One solution to this security issue is to combine an Arduino, a motorized lock, and a fingerprint scanner module and create a fingerprint lock. Enroll your employees’ fingerprints, and they’ll have nothing to remember and no key to lose—just a simple swipe to gain access to all the employee-only areas. If an employee quits or is fired, you can easily revoke their credentials without having to share a new code with the remaining employees.

Fortunately for you (the small business owner who wants to try this approach), you don’t have to go it alone. There are dozens of tutorials like this one on how to build a fingerprint lock with an Arduino microcontroller. This project has a lot to offer a tech-minded business owner:

  • A challenge. The programming is more complex than in the previous projects. Assembling and testing several different components involves more user interaction than the previous examples.
  • Practicality. The components to make the fingerprint lock cost less than half of commercial fingerprint locks available to buy online. Add to this the eventual savings in time and security, and it becomes a practical investment for the entrepreneur with safety and privacy in mind.

Of course, this fingerprint lock is not a substitute for a professionally installed security system, so do your homework before adding a homemade fingerprint lock to deposit safes, front door access, and other sensitive areas.

Total cost: $90 to control an already-motorized lock.

4. Fab Collabs: Projects for Advanced Users

The project in brief: seek out other makers, artists, and DIY-ers and try to solve some of their problems or enhance each other’s practice. Once you have an idea, set a budget and work to find a solution that fits it.

For advanced users, those who have mastered the basic techniques and processes to bring ideas to life, choosing the right project is so personal. Instead of providing a standard project recommendation for all advanced users, ask yourself a few questions to help brainstorm new projects:

  • Are you trying to learn about a specific kind of technology or application?
  • Are you looking for a challenge?
  • What kind of topics interest you?
  • What other tools are accessible to you?

Seek out other makers who do interesting work as a way to spark creativity and inspiration. Learning to collaborate with other people who build and tinker, especially in fields outside of your expertise, is the best way to expand your skillset. One practical approach is to locate someone in your area whose work you admire (perhaps through a local college, workshop, art gallery, or industry event) and try to hatch a project that mixes your expertise. Maybe there’s a sculptor nearby who wants to automate their art or make an interactive exhibit, or a local theater that might want to integrate technology into a performance but has limited resources or expertise. Once you’ve identified a common goal, set a budget and challenge yourself to find a solution.

Total cost: variable depending on your collaborators and goals. Given the cost of parts for DIY-microcontroller setups, $150 is a nice medium – enough to produce a potentially great result, but still a constraint that will force your creative hand.

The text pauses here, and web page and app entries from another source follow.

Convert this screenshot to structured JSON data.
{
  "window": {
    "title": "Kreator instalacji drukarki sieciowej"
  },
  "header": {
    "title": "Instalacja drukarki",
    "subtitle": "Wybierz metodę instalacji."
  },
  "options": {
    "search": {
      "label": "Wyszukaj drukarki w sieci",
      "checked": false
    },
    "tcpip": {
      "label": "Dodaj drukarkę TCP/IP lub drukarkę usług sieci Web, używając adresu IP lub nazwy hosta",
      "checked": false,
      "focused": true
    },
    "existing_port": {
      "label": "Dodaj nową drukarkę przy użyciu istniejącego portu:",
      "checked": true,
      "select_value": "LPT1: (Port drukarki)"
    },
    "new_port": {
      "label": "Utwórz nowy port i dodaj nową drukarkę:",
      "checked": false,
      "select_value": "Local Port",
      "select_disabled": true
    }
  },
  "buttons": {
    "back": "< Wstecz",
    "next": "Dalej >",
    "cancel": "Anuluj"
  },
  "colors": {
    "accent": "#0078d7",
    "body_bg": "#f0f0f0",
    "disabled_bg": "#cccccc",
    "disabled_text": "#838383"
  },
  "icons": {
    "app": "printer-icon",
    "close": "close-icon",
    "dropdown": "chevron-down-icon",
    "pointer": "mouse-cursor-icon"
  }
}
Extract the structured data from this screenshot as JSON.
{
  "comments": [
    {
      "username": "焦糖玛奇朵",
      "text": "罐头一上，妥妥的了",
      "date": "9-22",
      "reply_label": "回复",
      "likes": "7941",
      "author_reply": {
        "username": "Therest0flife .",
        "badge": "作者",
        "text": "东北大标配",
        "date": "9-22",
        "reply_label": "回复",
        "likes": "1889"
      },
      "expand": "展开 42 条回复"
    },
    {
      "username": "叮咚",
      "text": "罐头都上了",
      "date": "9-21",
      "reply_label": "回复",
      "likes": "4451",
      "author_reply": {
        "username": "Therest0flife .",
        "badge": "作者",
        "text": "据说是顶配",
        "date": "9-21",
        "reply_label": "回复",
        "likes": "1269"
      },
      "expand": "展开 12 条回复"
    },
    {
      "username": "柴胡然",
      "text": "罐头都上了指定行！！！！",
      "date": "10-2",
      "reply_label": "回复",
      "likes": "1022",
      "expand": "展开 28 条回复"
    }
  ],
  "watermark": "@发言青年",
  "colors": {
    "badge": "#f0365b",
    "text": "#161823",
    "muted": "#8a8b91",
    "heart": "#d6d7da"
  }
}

Education level and budget shouldn’t be obstacles as you build your programming and technology skills. Microcontrollers may be user-friendly enough for middle schoolers to enjoy, but they’re still powerful computing devices that perform important tasks. Look for obstacles and problems in your everyday life, and find creative ways to address them with affordable, versatile microcontrollers.

Zach Wendt

Zach Wendt

Manager, Applications Marketing Engineer

Zach Wendt is a mechanical engineer who enjoys writing about how electronic components can best be applied in projects. He works for Arrow Electronics, a major supplier of microcontroller products